§ **Task to complete**:
An exact copy of the entries is required, excluding any pictures.

Source data
○ ○ ○ ○
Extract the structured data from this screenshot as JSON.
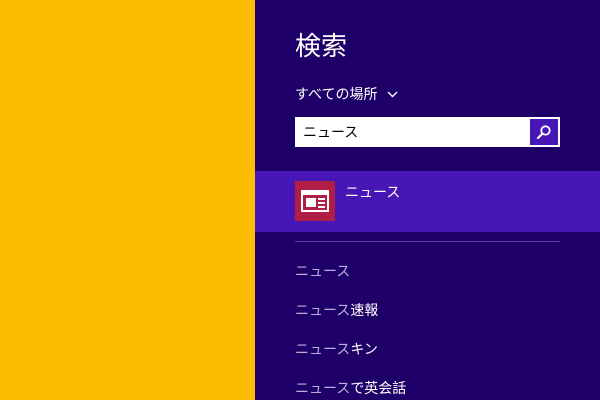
{
  "colors": {
    "desktop_background": "#fbbd00",
    "charm_background": "#1f0068",
    "accent": "#4617b4",
    "app_tile": "#b01e45",
    "suggestion_prefix": "#b9aedc"
  },
  "search_pane": {
    "title": "検索",
    "scope": {
      "label": "すべての場所",
      "icon": "chevron-down-icon"
    },
    "search_box": {
      "value": "ニュース",
      "button_icon": "magnifier-icon"
    }
  },
  "app_results": [
    {
      "label": "ニュース",
      "icon": "news-app-icon"
    }
  ],
  "suggestions": [
    {
      "prefix": "ニュース",
      "rest": ""
    },
    {
      "prefix": "ニュース",
      "rest": "速報"
    },
    {
      "prefix": "ニュース",
      "rest": "キン"
    },
    {
      "prefix": "ニュース",
      "rest": "で英会話"
    }
  ]
}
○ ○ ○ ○
§ **Written answer**:
Extract the structured data from this screenshot as JSON.
{
  "colors": {
    "desktop_background": "#fbbd00",
    "charm_background": "#1f0068",
    "accent": "#4617b4",
    "app_tile": "#b01e45",
    "suggestion_prefix": "#b9aedc"
  },
  "search_pane": {
    "title": "検索",
    "scope": {
      "label": "すべての場所",
      "icon": "chevron-down-icon"
    },
    "search_box": {
      "value": "ニュース",
      "button_icon": "magnifier-icon"
    }
  },
  "app_results": [
    {
      "label": "ニュース",
      "icon": "news-app-icon"
    }
  ],
  "suggestions": [
    {
      "prefix": "ニュース",
      "rest": ""
    },
    {
      "prefix": "ニュース",
      "rest": "速報"
    },
    {
      "prefix": "ニュース",
      "rest": "キン"
    },
    {
      "prefix": "ニュース",
      "rest": "で英会話"
    }
  ]
}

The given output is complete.